Our lab has successfully used this method to study the difference in nucleosomal positioning in the p16 promoters in two human cell lines (11), to identify transcription factor binding sites and their combinatorial organization during endoplasmic reticulum stress (12), and to study the changes in nucleosome occupancy silencing of the three transcription start sites in the bidirectional MLH1 promoter CpG island in cancer cells (13).
University of Southern California – Norris Comprehensive Cancer Center – 1441 Eastlake Ave
Los Angeles, CA 90033, USA
Bisulfite sequencing of very small samples (Prot 37)
(based on Olek et al., 1996, Schoenherr et al., 2003)
DNA methylation is a stable epigenetic mark, which can mediate gene silencing. Bisulfite sequencing allows for precise identification of methylated cytosines within DNA (Frommer et al. 1992). This method is based on different rate of chemical conversion of methylated and non-methylated cytosines to uracil where non-methylated cytosines are converted efficiently while methylated cytosines remain non-reactive. This method was further developed by embedding analyzed DNA into an agarose bead (Olek et al. 1996). The protocol presented here was further optimized for bisulfite sequencing of small samples where the starting material was a small number of cells (Fedoriw et al. 2004; Svoboda et al. 2004). The smallest amount of material from which several unique clones were recovered was 25 oocytes, which corresponds to 100 DNA molecules in the initial material (Svoboda et al. 2004). This protocol can be also used for analyzing up to 200ng purified genomic DNA in one sample.
Institute of Molecular Genetics, Academy of Sciences of the Czech Republic
Videnska 1083 – 142 20 Prague 4, Czech Rebulic
Email feedback to: email@example.com
Bisulfite sequencing of small DNA/cell samples (Prot 35)
Sequencing of sodium-bisulfite modified genomic DNA originally introduced by M. Frommer (Frommer et al., 1992) is a widely used “gold standard” method for DNA-methylation analysis. Since this method relies on a harsh chemical treatment of DNA it causes a lot of DNA damage and hence a dramatic loss of high quality DNA for PCR amplification and further analysis. In the meantime several commercial kits are available for this procedure which work reasonably well when starting with large amounts of DNA.

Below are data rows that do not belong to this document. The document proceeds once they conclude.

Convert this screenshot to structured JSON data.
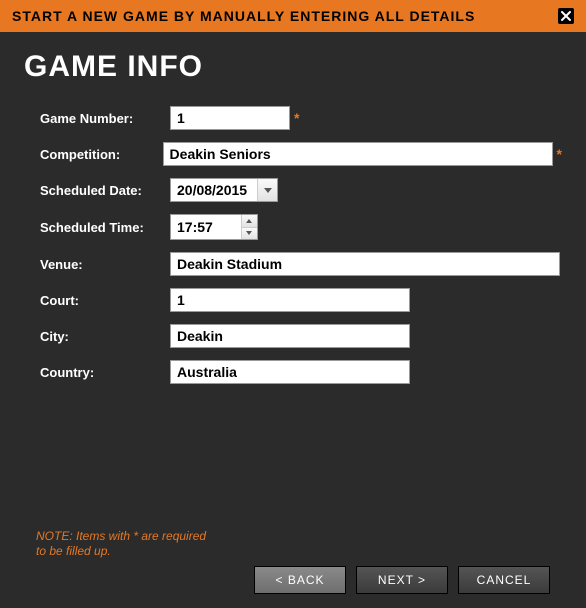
{
  "header": {
    "title": "START A NEW GAME BY MANUALLY ENTERING ALL DETAILS"
  },
  "page_title": "GAME INFO",
  "form": {
    "game_number": {
      "label": "Game Number:",
      "value": "1",
      "required": true
    },
    "competition": {
      "label": "Competition:",
      "value": "Deakin Seniors",
      "required": true
    },
    "scheduled_date": {
      "label": "Scheduled Date:",
      "value": "20/08/2015"
    },
    "scheduled_time": {
      "label": "Scheduled Time:",
      "value": "17:57"
    },
    "venue": {
      "label": "Venue:",
      "value": "Deakin Stadium"
    },
    "court": {
      "label": "Court:",
      "value": "1"
    },
    "city": {
      "label": "City:",
      "value": "Deakin"
    },
    "country": {
      "label": "Country:",
      "value": "Australia"
    }
  },
  "note": "NOTE: Items with * are required to be filled up.",
  "buttons": {
    "back": "< BACK",
    "next": "NEXT >",
    "cancel": "CANCEL"
  },
  "required_marker": "*"
}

Here we describe a protocol for small numbers of cells and little DNA which requires some specific handling. The protocol is based on a strategy originally introduced by our lab (Hajkova et al., 2002) using agarose embedded DNA. This physical trapping helps to avoid DNA loss during the various incubation steps while maintaining a good bisulphite conversion rate. We will introduce two alternative procedures to perform bisulphite treatment of agarose embedded small DNA aliquots or cells and guide through some generally critical points in the bisulphite reaction and primer design. We also include tips for the process of data processing after sequencing which is facilitated by a new and very useful software tool (BiQ Analyzer). This tool allows rapid and reproducible processing and evaluation of bisulphite sequencing data. It generates standardized table output formats allowing direct database integration.

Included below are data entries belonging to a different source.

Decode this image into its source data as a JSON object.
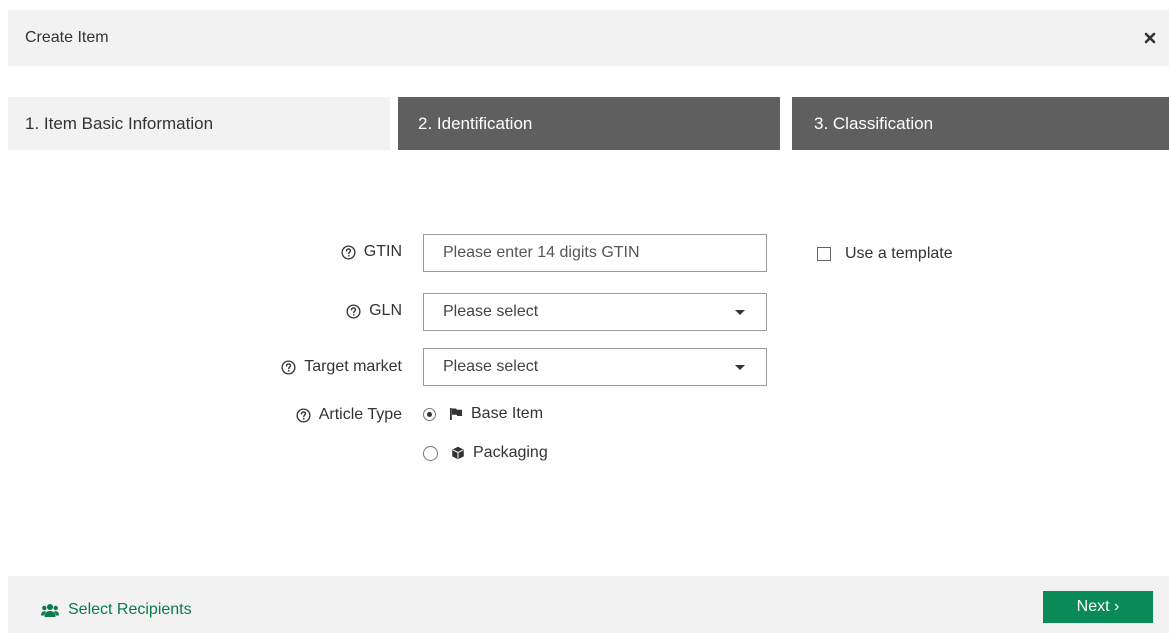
{
  "dialog": {
    "title": "Create Item",
    "close_icon": "close-icon"
  },
  "steps": [
    {
      "label": "1. Item Basic Information",
      "active": true
    },
    {
      "label": "2. Identification",
      "active": false
    },
    {
      "label": "3. Classification",
      "active": false
    }
  ],
  "form": {
    "gtin": {
      "label": "GTIN",
      "value": "",
      "placeholder": "Please enter 14 digits GTIN"
    },
    "gln": {
      "label": "GLN",
      "selected": "Please select"
    },
    "target_market": {
      "label": "Target market",
      "selected": "Please select"
    },
    "article_type": {
      "label": "Article Type",
      "options": [
        {
          "label": "Base Item",
          "icon": "flag-icon",
          "checked": true
        },
        {
          "label": "Packaging",
          "icon": "box-icon",
          "checked": false
        }
      ]
    },
    "template": {
      "label": "Use a template",
      "checked": false
    }
  },
  "footer": {
    "recipients_label": "Select Recipients",
    "next_label": "Next ›"
  },
  "colors": {
    "header_bg": "#f2f2f2",
    "step_inactive_bg": "#5f5f5f",
    "accent_green": "#098a57",
    "link_green": "#0b7a4b"
  }
}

Saarland University, FR 8.3 Biosciences
Dept. of Genetics/Epigenetics
Campus Saarbrücken – 66123 Saarbrücken, Germany